Adventures in LoRaWAN
I’ve decided that I need a new area to geek-out over, and that I need to document that experience. Hence this blog.
I guess we first heard about LoRaWAN around a year ago, at the IoT Leeds July 2017 meetup, featuring Alan Pope (Advocate at Canonical) talking about snapd, and Philip Handley (Head of Technology Strategy at Arqiva) with an interesting talk about a variety of low-power radio options. I didn’t really take in any specifics, more of a general introduction to the concepts, and specifically I didn’t want to pick a particular technology to look into further from a talk by someone with a potential commercial interest (nothing against the talk, it was a great introduction, but I’d definitely want to hear from a few other sources before going too much further).
However, life got in the way.
I didn’t really give the topic any more thoughts until a couple of weeks ago, when we were at OggCamp (where we coincidentally also ran into Alan) and went to a talk about The Things Network (TTN) by Mike Beardmore.

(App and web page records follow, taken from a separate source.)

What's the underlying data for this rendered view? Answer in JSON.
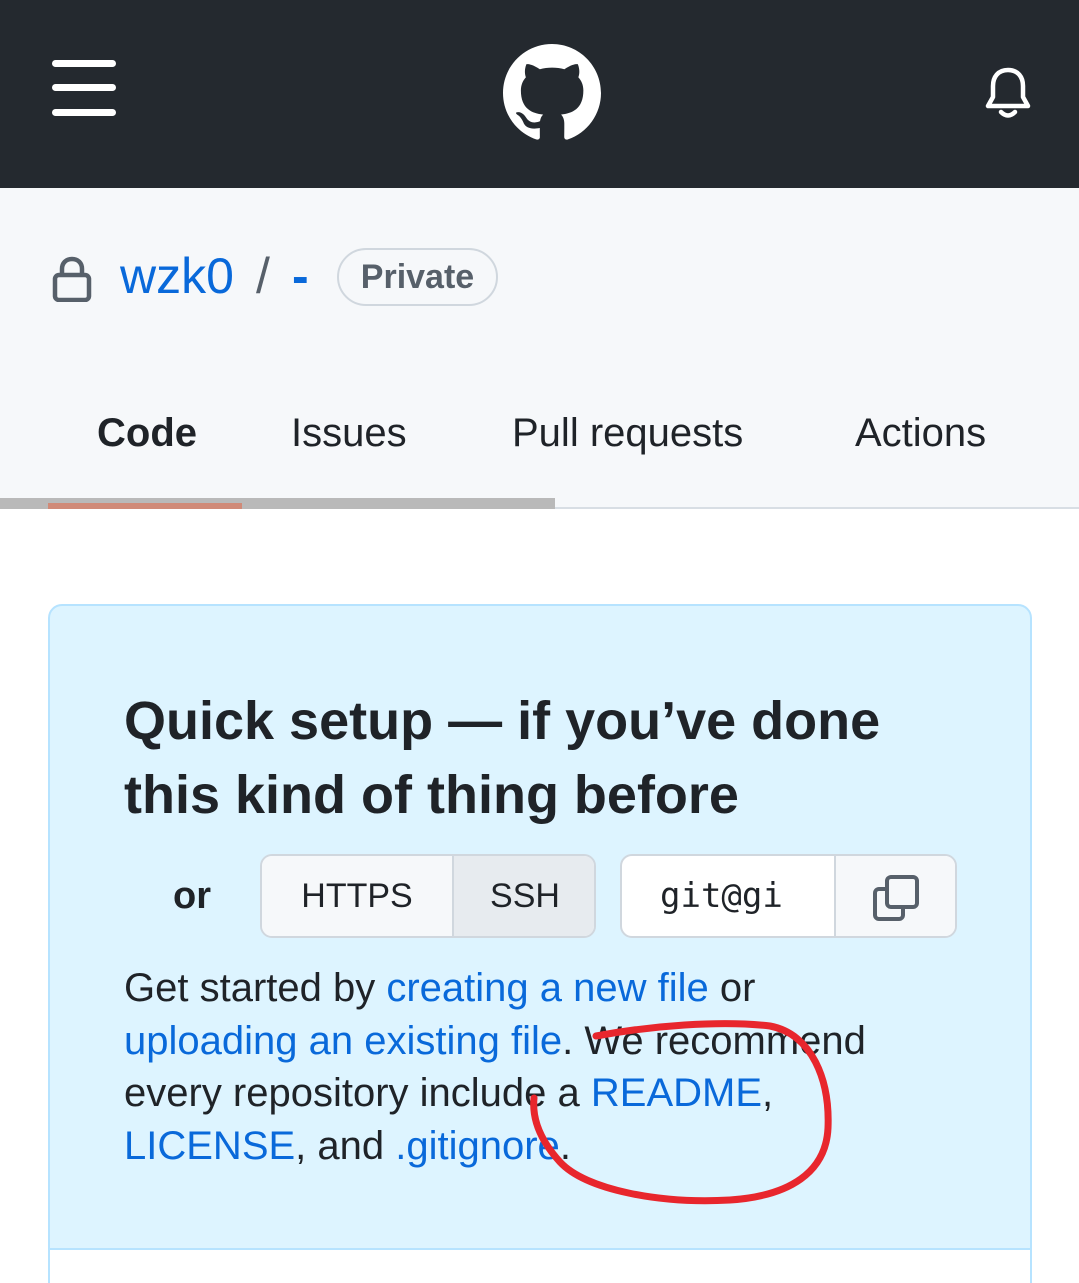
{
  "header": {
    "menu_icon": "hamburger-menu-icon",
    "logo_icon": "github-octocat-logo",
    "notifications_icon": "bell-icon"
  },
  "repo": {
    "lock_icon": "lock-icon",
    "owner": "wzk0",
    "separator": "/",
    "name": "-",
    "visibility": "Private"
  },
  "tabs": [
    {
      "label": "Code",
      "selected": true
    },
    {
      "label": "Issues"
    },
    {
      "label": "Pull requests"
    },
    {
      "label": "Actions"
    }
  ],
  "quick_setup": {
    "title": "Quick setup — if you’ve done this kind of thing before",
    "or_label": "or",
    "protocols": [
      "HTTPS",
      "SSH"
    ],
    "selected_protocol": "SSH",
    "clone_url_visible": "git@gi",
    "copy_icon": "copy-icon",
    "intro": {
      "prefix": "Get started by ",
      "link_new_file": "creating a new file",
      "or_text": " or ",
      "link_upload": "uploading an existing file",
      "middle": ". We recommend every repository include a ",
      "link_readme": "README",
      "comma": ", ",
      "link_license": "LICENSE",
      "and_text": ", and ",
      "link_gitignore": ".gitignore",
      "suffix": "."
    }
  },
  "colors": {
    "header_bg": "#24292f",
    "link": "#0969da",
    "setup_bg": "#ddf4ff",
    "annotation_stroke": "#e8262d"
  }
}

Although I left with more questions than answers, it sparked my memory of the talk a year ago, and with the introduction of TTN the space certainly seemed to be in the first stages of maturing.
So, I spent the rest of the day (in between attending various talks) researching more about LoRaWAN and TTN. And then the evening, and by the end of the next day (after attending another of Mike‘s talks) I was registered with TTN and had ordered a gateway1 and some nodes to start playing around.
Over the next few days, the gateway and the nodes arrived, and I was ready to start my adventure.
Actually I cancelled that order as it was only a single-channel Raspberry Pi hat, probably more accurately described as “LoRa” as opposed to “LoRaWAN”, whereas I later learned that at least 8 channels is preferred for LoRaWAN. I ordered a Laird Sentrius RG186 from the lovely people at Connected Things. ↩︎